Besides being really, really, really ridiculously good looking [in my best Derek Zoolander voice], Owen and Charlize Theron have something in common.
If you guessed discolored teeth from severe hyperbilirubin (Jaundice), you know way too much about Charlize Theron.
I make light of it, and it’s not life or death, but in all honesty, I’m pretty bummed for Owen. His teeth have finally started to erupt and they are really discolored. The good news is, what we can see so far is not the neon green that I’ve heard can happen – but they also aren’t even close to white. Use a magnifying glass to see his bottom two teeth below. They are harder to see because they are a similar tone as his gums.
Apparently Charlize Theron had the same disorder with her teeth due to Jaundice. Earlier this year she told British newspaper The Sun that she had no teeth until she was 11 years old because her baby teeth had to be cut out due to damage from Jaundice and antibiotics.
Now, before anyone has a heart attack (grandparents!), I really don’t expect that they will cut Owen’s teeth out. Honestly, I still have a TON of questions and plan to get him into a pediatric dentist very soon. I have heard things “on the street” but until I hear it from a professional, I’m not going to speculate. For example, I don’t know what, if anything can be done to primary teeth for this type of discoloration. I also don’t know what impact this discoloration may have on his adult teeth.
However, since you all will start noticing in his pictures and because Owen is not the only preemie with discolored teeth, I wanted to talk about what we do know.
Why are Owen’s teeth discolored? A dentist will need to determine the exact cause, however, some degree of discolored teeth is common in preemies. Most often it’s due to the life saving medications they received while in the NICU. Some children, like, Owen also have the added complication of extreme jaundice for an extended period of time.
What caused Owen’s Jaundice? Owen developed a condition called Cholestasis of the Liver due to Total Parenatal Nutrition (TPN). I know, that statement doesn’t help you does it? Ahhh, the things I have learned over these last 16 months. Here’s the break down in mom words (“mom words” means, I may not have all the medical language exactly correct, but I should help you understand the gist of it and I also provide links so you can look up more for yourself)
- TPN is the nutrition that is given to babies who are not able to take in nutrition from food. TPN is given intravenously and provides the basic nutrition including fats, sugars, protein and vitamin.

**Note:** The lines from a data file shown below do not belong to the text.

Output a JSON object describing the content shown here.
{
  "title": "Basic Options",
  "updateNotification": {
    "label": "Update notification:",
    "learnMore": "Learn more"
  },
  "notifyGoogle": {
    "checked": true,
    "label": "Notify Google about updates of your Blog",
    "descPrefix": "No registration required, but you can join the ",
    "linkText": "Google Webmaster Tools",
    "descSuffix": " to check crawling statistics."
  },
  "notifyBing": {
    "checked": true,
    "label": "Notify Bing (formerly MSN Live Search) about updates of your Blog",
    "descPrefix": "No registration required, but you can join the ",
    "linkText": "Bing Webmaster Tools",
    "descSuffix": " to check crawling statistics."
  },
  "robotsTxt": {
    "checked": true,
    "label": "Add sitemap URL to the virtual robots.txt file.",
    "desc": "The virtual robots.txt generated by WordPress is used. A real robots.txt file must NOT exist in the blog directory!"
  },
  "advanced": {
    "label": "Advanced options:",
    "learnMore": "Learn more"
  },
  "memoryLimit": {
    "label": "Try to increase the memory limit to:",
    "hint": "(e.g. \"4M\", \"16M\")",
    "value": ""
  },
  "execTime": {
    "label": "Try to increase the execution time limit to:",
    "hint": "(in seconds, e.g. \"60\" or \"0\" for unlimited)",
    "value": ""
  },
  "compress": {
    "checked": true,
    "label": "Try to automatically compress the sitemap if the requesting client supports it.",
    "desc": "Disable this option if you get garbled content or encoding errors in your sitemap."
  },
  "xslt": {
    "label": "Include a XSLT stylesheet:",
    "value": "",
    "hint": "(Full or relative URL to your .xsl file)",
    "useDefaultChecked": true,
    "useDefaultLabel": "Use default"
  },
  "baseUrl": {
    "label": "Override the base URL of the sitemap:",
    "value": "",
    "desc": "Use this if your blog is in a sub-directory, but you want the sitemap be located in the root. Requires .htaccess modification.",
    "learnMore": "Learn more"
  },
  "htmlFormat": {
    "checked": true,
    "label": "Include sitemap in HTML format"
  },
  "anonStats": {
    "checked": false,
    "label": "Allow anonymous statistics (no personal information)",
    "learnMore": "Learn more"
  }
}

- TPN is an essential life saving tool for the extremely premature, however, it’s intended to be used for weeks and often as a supplement to breast milk as a baby is working their way up to full feeds.
- Too much time on TPN can cause liver damage called Cholestasis which causes jaundice.
- This is a different type of jaundice than newborn jaundice and it cannot be helped with bilirubin lights. The only way to fix this type of jaundice is to start giving food nutrition and stop using TPN.
- When Owen’s intestine perforated, the damage was very high up in the intestines and so he could not absorb much, if any, nutrition through what little was working. Therefore he was on TPN from the time he was born in April until he was up to full feeds in late July/early August. He had already developed severe jaundice by early-mid June.
- So, essentially, his body was filled with a bunch of yellow waste for at least a couple of months and that did damage like; staining his skin, eyes and, now we know, his teeth.
At the end of the day, I’m not really surprised that Owen’s teeth are this discolored. But I don’t like it for him. To me, it’s a little bit of insult to injury – he has so much to overcome, can’t he at least have teeth like his peers? Yes, there are bigger battles in the world, but it’s still going to be a challenge he will have to overcome and as a parent, I can’t discount the fact that Owen will notice this difference. I also have to prepare to help him to not let it impact his self-esteem.
In that concern, I was happy to have learned that someone, like Charlize Theron, had the same struggles because I think she’ll be a good example of a child who was “devastated” but was, also, able to get past it and build a very successful career on her talents…and looks.
I’d love to hear from any other families who have dealt with discolored teeth due to TPN and/or neonatal medications.
© Copyright Tatum, All rights Reserved. Written For: Ain't No Roller Coaster